Presented -October 19, 2014
(Isa. 45:1-7; Mt. 22:15-22)
Very soon we will go to the polls and vote, which means we have endured endless rhetoric of late (as we seem to do more continuously than we used to). One of the perennial subjects of the rhetoric, political spin, and all the rest of it is taxes, who raised them (or lowered them) last time, and who will this time. A long time ago Jesus had his own debate about taxes with an unlikely coalition of religious/political leaders within his culture called the Herodians and the Pharisees. We don’t know a… Continue reading
Presented -October 12, 2014
(Isa. 25:1-10a; Phil. 4:4-9; Mt. 22:1-14)
The Old Testament Lesson pictures God’s final presence with people as a sumptuous banquet where everyone will have enough and more than enough to eat. Such an image may have limited appeal in our world where most of us have never been very hungry, but in Jesus’ world where very few of his hearers had ever been anything else, it was very attractive. Later in history than this text that is now in the Book of Isaiah, though it was probably composed as late as the 4th century, this picture… Continue reading
Presented -October 5, 2014
(Ex. 20:1-4, 7-9, 12-20; Phil. 3:4b-14; Mt. 21:33-46)
There’s a book written over 60 years ago by the Jewish philosopher Martin Buber called Two Types of Faith that I first read long ago. I have almost pirated his title for this sermon. I want to acknowledge how much I have learned from him (and not only in this book), but I’ve changed the title so as not to suggest that he would have begun to agree with my conclusions, which are a bit different from his.

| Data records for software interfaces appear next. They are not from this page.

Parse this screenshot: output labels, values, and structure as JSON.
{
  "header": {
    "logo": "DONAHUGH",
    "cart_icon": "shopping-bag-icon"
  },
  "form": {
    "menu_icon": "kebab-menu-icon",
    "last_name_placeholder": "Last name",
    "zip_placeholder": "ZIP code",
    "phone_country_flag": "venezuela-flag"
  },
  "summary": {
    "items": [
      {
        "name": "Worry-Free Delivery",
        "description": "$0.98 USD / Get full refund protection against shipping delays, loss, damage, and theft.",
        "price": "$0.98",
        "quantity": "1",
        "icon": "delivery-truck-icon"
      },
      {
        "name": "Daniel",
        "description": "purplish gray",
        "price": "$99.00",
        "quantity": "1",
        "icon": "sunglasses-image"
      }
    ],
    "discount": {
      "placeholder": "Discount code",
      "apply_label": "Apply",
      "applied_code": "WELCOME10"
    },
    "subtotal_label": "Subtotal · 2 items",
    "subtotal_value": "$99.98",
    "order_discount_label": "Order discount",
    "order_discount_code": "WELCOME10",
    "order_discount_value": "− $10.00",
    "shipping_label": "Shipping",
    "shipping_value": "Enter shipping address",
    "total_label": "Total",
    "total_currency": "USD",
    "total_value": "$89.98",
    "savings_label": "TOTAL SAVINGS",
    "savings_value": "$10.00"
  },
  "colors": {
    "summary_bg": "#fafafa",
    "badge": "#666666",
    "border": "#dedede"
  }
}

Through the years, I would say the vast majority of… Continue reading